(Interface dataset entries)

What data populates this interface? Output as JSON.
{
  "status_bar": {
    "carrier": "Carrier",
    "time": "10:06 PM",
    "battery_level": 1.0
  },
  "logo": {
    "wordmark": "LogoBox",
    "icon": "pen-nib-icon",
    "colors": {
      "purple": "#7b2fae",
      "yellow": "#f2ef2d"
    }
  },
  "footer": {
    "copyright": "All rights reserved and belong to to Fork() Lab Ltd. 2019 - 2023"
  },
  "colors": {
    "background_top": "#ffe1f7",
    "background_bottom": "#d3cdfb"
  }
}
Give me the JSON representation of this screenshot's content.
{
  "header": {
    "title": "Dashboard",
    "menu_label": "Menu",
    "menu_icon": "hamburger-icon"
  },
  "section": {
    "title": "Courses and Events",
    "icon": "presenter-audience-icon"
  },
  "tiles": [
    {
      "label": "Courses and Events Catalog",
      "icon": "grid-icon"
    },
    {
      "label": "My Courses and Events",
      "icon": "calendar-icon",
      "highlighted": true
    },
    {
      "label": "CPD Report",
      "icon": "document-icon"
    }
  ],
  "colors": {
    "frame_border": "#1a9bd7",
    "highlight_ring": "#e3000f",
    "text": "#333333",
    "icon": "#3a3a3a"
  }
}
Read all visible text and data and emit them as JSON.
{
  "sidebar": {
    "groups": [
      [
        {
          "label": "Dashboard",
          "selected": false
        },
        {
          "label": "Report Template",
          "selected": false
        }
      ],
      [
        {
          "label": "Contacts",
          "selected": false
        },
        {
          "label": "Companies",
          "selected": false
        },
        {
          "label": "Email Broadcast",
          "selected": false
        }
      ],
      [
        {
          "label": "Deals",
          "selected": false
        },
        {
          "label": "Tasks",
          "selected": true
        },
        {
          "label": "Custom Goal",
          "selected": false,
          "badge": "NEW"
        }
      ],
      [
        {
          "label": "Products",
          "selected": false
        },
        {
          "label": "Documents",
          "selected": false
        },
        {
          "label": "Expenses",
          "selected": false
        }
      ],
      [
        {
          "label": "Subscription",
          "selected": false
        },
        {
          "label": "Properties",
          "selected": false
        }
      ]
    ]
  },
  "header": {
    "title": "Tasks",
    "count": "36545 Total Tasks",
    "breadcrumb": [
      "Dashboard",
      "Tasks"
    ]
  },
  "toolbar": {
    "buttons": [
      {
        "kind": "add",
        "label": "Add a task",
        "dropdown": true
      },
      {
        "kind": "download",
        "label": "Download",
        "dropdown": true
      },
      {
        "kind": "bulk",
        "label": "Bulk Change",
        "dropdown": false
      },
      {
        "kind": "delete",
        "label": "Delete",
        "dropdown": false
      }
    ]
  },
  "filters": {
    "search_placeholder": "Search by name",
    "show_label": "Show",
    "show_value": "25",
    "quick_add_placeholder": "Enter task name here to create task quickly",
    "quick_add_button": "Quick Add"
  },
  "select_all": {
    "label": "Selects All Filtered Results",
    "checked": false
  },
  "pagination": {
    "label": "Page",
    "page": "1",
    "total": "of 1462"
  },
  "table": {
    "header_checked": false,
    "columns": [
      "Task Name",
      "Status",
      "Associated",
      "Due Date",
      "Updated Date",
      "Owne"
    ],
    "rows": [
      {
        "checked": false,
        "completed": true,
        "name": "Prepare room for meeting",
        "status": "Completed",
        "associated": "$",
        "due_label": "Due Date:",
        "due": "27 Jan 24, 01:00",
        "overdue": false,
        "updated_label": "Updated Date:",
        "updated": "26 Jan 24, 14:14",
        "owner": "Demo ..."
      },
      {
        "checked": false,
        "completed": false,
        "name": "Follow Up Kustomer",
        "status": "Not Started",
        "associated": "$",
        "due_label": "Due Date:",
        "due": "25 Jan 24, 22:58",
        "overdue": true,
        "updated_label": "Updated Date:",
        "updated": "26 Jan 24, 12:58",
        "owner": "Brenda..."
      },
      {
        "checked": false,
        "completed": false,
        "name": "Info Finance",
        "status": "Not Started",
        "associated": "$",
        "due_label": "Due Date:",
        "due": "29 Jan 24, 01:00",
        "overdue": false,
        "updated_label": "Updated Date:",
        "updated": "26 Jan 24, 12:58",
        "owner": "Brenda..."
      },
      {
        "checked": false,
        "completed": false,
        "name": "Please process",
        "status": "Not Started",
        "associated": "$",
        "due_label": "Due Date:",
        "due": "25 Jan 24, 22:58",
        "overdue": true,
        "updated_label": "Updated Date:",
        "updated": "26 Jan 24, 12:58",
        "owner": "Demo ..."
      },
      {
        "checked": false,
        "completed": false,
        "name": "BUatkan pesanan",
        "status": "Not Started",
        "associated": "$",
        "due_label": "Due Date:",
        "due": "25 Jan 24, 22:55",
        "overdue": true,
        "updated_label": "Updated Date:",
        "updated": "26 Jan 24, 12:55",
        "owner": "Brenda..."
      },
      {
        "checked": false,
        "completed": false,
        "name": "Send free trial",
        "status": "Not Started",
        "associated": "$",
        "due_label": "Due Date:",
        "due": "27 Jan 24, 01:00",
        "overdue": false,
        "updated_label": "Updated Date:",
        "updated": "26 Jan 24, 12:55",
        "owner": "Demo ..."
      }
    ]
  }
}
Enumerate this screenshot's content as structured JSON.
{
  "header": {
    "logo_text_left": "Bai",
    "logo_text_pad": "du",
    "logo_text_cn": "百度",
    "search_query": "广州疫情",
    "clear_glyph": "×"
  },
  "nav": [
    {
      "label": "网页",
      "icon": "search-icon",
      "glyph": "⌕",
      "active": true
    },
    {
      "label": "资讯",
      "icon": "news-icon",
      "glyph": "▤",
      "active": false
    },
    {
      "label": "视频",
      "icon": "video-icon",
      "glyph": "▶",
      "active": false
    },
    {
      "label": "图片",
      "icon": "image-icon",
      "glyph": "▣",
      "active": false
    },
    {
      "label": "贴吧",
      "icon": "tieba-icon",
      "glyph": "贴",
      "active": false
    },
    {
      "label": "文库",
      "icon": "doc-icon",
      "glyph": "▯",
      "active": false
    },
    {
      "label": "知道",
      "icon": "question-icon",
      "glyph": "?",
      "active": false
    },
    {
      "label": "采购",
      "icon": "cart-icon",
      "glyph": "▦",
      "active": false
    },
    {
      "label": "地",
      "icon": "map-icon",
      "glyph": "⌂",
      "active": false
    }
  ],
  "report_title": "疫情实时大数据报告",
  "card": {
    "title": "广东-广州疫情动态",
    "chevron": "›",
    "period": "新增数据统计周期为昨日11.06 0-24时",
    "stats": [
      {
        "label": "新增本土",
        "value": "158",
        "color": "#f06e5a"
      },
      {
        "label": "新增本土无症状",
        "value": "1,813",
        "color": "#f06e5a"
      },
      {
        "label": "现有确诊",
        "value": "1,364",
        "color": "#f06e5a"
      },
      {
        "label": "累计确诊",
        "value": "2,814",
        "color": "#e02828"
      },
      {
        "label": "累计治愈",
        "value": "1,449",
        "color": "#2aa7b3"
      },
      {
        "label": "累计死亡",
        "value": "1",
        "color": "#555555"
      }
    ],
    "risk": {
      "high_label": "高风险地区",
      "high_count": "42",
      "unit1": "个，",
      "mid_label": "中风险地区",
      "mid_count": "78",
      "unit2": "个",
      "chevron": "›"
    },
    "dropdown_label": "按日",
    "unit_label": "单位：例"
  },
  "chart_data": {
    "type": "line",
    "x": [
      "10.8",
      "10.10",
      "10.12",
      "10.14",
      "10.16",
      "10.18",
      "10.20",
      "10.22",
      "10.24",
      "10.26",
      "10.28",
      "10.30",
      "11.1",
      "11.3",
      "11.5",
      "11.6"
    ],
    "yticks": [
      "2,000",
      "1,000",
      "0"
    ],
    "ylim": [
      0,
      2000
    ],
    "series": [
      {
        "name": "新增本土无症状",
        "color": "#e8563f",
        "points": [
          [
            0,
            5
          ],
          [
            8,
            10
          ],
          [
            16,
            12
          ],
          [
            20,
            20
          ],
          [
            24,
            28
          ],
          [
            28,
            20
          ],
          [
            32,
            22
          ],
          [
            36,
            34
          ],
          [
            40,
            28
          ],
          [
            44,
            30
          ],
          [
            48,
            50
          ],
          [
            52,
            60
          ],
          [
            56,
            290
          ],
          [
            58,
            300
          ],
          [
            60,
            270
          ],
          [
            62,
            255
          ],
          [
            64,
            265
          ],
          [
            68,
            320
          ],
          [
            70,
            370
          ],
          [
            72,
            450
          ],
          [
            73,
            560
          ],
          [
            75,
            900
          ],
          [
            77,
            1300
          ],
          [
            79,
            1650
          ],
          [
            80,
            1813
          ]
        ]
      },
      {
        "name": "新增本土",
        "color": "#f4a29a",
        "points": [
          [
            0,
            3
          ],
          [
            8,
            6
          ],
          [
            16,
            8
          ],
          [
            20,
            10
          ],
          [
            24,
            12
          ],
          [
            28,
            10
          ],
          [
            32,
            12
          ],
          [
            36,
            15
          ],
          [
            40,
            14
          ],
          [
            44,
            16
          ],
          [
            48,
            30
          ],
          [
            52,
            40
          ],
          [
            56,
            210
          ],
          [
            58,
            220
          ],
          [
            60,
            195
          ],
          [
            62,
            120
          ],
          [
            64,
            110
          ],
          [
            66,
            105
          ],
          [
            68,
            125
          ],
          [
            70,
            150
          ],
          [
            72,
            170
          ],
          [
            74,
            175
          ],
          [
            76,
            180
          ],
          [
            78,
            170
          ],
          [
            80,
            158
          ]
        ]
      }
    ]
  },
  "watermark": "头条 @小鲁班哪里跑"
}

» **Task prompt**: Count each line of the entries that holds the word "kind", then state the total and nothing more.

» **Final answer**: 4